## WHAT YOU ARE ASKED TO DO:
What lines in the entries below contain the word "frame"? Copy all of them.

## Excerpts from an interface dataset:

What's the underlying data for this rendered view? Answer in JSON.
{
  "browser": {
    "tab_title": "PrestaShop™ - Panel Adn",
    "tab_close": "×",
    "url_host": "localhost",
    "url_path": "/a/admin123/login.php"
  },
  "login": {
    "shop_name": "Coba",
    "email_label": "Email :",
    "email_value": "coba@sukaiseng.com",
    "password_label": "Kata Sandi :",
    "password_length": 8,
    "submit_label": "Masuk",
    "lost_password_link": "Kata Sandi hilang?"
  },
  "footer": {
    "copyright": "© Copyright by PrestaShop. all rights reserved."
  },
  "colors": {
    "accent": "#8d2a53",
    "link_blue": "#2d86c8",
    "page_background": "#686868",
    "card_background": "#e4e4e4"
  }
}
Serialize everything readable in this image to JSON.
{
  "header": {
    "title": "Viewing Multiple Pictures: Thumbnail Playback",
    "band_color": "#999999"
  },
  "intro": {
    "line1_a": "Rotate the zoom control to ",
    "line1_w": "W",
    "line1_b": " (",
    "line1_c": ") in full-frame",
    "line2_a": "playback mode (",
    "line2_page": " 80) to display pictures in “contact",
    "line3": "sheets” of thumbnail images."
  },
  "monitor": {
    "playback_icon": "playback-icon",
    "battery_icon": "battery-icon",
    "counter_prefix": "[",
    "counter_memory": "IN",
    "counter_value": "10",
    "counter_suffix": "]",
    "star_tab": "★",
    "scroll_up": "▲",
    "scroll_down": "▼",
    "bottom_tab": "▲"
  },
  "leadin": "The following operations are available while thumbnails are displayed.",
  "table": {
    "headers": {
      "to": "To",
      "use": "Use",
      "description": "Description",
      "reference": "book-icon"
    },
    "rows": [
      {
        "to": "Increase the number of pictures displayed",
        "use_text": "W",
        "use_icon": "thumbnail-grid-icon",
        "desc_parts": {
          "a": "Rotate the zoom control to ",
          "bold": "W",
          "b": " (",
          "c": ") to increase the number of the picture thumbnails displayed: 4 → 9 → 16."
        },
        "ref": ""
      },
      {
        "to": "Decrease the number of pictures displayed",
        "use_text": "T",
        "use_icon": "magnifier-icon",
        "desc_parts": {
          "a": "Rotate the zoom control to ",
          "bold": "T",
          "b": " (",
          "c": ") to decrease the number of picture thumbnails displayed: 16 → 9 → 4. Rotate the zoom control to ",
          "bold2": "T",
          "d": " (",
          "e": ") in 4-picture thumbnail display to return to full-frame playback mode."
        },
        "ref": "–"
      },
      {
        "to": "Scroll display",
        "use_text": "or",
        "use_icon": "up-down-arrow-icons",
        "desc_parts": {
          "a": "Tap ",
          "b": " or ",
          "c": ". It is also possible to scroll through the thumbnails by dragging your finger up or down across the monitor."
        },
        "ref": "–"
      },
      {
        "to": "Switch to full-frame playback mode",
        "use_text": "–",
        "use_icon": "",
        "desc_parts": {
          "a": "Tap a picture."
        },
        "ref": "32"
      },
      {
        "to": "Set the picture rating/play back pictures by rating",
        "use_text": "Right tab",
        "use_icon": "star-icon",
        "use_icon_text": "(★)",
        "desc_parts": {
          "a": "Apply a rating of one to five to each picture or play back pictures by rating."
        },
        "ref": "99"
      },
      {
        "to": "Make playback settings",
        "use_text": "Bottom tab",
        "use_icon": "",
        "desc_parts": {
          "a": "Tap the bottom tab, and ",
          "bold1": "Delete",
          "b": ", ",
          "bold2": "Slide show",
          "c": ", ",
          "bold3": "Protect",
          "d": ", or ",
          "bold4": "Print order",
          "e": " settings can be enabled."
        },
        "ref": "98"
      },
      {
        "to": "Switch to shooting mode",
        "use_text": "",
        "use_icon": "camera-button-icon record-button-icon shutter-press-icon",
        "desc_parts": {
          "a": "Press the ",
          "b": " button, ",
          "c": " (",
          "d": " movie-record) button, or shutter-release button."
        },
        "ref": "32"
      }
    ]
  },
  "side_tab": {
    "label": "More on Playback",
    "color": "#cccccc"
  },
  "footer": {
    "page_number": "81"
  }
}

## ANSWER BELOW:
    "line1_c": ") in full-frame",
          "e": ") in 4-picture thumbnail display to return to full-frame playback mode."
        "to": "Switch to full-frame playback mode",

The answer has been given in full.